[TRY IT]
For each entry that follows, produce an exact copy.

Entries from a dataset of interfaces:
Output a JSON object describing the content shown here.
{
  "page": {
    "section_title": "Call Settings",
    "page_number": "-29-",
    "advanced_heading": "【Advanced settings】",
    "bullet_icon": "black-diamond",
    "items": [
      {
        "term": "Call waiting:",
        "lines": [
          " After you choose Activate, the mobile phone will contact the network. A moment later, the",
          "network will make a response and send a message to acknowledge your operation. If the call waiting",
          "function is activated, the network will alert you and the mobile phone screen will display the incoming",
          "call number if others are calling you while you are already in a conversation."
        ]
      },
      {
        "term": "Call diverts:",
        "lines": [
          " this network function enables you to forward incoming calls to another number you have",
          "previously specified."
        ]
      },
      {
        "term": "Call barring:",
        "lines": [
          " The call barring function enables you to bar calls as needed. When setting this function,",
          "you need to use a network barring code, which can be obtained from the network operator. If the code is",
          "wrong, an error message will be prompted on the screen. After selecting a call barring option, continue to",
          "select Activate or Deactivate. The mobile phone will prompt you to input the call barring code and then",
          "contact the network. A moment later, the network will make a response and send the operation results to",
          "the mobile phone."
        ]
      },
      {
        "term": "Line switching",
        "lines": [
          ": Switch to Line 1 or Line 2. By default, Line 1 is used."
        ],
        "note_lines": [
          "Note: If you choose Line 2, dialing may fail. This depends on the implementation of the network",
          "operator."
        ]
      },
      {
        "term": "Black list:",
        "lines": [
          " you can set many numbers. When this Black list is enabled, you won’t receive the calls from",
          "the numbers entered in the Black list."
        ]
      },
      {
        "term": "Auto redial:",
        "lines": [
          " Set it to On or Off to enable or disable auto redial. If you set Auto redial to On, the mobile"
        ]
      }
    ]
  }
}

[PROBLEM SOLUTION]
Output a JSON object describing the content shown here.
{
  "page": {
    "section_title": "Call Settings",
    "page_number": "-29-",
    "advanced_heading": "【Advanced settings】",
    "bullet_icon": "black-diamond",
    "items": [
      {
        "term": "Call waiting:",
        "lines": [
          " After you choose Activate, the mobile phone will contact the network. A moment later, the",
          "network will make a response and send a message to acknowledge your operation. If the call waiting",
          "function is activated, the network will alert you and the mobile phone screen will display the incoming",
          "call number if others are calling you while you are already in a conversation."
        ]
      },
      {
        "term": "Call diverts:",
        "lines": [
          " this network function enables you to forward incoming calls to another number you have",
          "previously specified."
        ]
      },
      {
        "term": "Call barring:",
        "lines": [
          " The call barring function enables you to bar calls as needed. When setting this function,",
          "you need to use a network barring code, which can be obtained from the network operator. If the code is",
          "wrong, an error message will be prompted on the screen. After selecting a call barring option, continue to",
          "select Activate or Deactivate. The mobile phone will prompt you to input the call barring code and then",
          "contact the network. A moment later, the network will make a response and send the operation results to",
          "the mobile phone."
        ]
      },
      {
        "term": "Line switching",
        "lines": [
          ": Switch to Line 1 or Line 2. By default, Line 1 is used."
        ],
        "note_lines": [
          "Note: If you choose Line 2, dialing may fail. This depends on the implementation of the network",
          "operator."
        ]
      },
      {
        "term": "Black list:",
        "lines": [
          " you can set many numbers. When this Black list is enabled, you won’t receive the calls from",
          "the numbers entered in the Black list."
        ]
      },
      {
        "term": "Auto redial:",
        "lines": [
          " Set it to On or Off to enable or disable auto redial. If you set Auto redial to On, the mobile"
        ]
      }
    ]
  }
}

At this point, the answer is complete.